At that point, it’s crucial to monitor the SPC information and alert your team to potentially stop whatever process it collects, as changes will be required. With any IIOT information, whether it’s the temperature on a furnace or the number of cycles on a machine, it is essential to identify any issues and be able to take action and automate solutions where possible. Anytime human intervention is required, you’ll slow down the automation process. While there will invariably be a point where a human will need to intervene, you want to do as much automatically as possible, as this enables your business to work in the leanest way possible.
Can IIOT & Connected Technology Be Used Across Various Industries?
IIOT and connected technology are not limited to the manufacturing industry, as they can generally be used in any industry that utilizes machines on a larger scale. Suppose you’re talking about a highly automated industry that uses machines, equipment, and robotics devices. In that case, IIOT and connected technology will be more valuable there than in a manual assembly line.
There aren’t many fully manual applications anymore, as almost every type of manufacturing has some level of automation. Moreover, any level of automation can become valuable when connected to the technology that can help to inform your business decisions moving forward.
What About Return on Investment for IIOT & Connected Technology?
It’s no secret that business owners are always keen on ensuring they can attribute an ROI to anything they invest in, and that’s no different with IIOT & connected technology in MOM. For example, everybody used to talk about predictive maintenance using IIOT to collect data about equipment and use it to predict when there would be a failure before it happened and, if so, how to avoid it. You would increase critical activity and efficiency measures and decrease downtime. Those have value, but that’s not the only applicable area anymore.
Back to our SPC example: you can significantly improve your quality statistics. Using IIOT devices to automatically measure, alongside a solution to evaluate and react when things appear to be going out of control or into the quality specification, is a great way to ensure you’re reducing your total cost of production downtime. Regarding quality, you’re improving your quality measures, such as Right First Time, so there’s significant value to this depending on the application where you use it.
The key to IIOT is that a lot of the processing can occur at or near the device. People talk about cloud applications—such as MOM and MES—but the issue with cloud applications is the latency between the actual application and the devices because anytime you go over the Internet, there’s a certain amount of latency.
A couple of years ago, many within the industry discussed what they call a “fog layer.” A fog layer is a layer of intelligence and architecture at the plant. It eliminates the latency issue between IIOT devices and cloud applications. For example, you can have a fog layer that takes care of the near term, which means it’s more urgent. You need quick response calculations, playing out the calculation’s execution, and then you can pass pertinent data up to the cloud for processing or to a data lake for analytics.
This is another place where a MOM solution can be valuable.
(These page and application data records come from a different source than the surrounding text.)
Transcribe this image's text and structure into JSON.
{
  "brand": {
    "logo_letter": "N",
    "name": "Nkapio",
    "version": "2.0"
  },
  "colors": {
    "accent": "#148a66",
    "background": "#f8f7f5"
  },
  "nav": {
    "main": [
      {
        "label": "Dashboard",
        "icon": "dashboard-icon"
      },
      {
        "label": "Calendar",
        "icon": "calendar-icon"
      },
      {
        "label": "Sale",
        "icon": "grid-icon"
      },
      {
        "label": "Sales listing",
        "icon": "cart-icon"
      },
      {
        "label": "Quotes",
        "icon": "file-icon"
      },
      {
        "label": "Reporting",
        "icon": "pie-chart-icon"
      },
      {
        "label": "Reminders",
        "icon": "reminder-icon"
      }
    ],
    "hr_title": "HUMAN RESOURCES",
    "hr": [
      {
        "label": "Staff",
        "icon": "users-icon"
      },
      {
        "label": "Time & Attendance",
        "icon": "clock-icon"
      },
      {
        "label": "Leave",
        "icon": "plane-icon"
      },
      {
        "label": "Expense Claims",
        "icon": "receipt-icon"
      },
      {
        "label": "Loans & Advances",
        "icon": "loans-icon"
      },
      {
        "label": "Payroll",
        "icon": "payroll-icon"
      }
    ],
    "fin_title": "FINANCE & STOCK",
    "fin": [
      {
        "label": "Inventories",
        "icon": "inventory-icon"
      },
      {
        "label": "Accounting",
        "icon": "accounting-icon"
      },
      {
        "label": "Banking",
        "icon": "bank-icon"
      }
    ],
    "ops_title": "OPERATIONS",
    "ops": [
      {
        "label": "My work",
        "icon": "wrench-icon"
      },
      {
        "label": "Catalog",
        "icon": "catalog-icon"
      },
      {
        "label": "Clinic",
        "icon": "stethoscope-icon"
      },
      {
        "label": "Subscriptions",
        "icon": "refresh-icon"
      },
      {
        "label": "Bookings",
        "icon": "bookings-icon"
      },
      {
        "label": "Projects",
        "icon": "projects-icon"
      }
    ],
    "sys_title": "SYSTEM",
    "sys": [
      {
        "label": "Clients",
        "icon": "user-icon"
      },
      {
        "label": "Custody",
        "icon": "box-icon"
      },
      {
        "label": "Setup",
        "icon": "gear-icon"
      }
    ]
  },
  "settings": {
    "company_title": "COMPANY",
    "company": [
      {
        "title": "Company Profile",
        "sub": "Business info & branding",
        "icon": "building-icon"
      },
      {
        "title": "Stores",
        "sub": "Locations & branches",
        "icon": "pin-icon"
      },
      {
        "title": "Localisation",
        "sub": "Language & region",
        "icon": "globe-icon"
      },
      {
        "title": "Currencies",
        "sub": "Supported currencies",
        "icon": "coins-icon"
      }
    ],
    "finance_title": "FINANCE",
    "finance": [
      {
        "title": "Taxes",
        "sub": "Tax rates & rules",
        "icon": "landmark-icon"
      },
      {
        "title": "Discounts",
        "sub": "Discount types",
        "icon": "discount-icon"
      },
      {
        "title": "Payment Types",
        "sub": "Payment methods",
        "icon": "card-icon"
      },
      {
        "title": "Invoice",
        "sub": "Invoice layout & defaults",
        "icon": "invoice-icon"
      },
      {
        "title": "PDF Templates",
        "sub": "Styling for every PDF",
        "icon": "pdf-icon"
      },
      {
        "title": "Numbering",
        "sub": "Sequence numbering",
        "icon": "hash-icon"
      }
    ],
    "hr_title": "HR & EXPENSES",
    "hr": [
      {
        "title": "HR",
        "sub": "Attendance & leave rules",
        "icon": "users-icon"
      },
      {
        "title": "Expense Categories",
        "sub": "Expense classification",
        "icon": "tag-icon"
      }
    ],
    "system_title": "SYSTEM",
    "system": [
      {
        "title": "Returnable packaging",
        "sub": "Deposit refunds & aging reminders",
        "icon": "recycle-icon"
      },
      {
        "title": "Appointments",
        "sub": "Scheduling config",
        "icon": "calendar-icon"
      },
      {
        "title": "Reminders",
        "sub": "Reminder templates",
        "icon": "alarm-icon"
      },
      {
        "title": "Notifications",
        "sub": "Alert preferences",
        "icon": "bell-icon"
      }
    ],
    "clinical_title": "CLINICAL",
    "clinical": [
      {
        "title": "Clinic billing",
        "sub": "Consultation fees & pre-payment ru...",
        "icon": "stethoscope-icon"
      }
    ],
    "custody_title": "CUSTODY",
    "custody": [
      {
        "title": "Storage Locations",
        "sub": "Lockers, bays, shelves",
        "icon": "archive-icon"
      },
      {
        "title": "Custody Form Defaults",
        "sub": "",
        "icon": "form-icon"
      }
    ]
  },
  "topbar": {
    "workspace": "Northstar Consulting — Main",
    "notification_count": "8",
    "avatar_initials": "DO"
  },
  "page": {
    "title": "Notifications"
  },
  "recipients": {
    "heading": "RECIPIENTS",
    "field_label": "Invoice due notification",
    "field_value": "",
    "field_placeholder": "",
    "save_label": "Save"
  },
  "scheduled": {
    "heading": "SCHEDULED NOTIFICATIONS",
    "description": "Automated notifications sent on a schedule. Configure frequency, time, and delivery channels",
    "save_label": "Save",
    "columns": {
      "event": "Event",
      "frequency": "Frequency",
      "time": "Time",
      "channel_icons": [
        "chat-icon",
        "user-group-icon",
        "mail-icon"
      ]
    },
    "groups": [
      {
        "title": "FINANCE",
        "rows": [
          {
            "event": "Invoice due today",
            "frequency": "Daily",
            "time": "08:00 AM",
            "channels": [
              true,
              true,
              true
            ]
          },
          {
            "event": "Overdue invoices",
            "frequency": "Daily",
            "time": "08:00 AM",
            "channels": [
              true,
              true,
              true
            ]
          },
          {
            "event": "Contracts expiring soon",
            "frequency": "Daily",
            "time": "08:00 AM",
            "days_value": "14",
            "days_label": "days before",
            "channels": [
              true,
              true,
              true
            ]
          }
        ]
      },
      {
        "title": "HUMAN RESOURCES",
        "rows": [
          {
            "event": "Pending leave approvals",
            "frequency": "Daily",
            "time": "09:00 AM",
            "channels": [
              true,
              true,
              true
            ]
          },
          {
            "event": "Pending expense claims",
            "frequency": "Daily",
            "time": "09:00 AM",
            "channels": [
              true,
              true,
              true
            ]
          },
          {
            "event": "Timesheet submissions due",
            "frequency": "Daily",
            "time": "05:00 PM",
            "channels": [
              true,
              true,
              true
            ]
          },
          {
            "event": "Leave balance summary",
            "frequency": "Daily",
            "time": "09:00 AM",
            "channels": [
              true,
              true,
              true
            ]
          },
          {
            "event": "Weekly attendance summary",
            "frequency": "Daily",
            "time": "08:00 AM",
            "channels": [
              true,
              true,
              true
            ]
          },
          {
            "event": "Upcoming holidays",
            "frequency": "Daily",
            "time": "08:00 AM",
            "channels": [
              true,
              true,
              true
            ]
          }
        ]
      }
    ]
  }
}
Instead of having the entire MOM solution suite on-premise, you can have the fog layer as a component of the MOM application, while the primary server can be on the Cloud or at a Data Center. By doing this, your company can simultaneously take advantage of IIOT, fog, and Cloud.
- What Is MES & Why Should Manufacturers Invest in It? - June 28, 2023
- Get More Out of MOM Solutions with IIOT & Connected Applications - June 15, 2023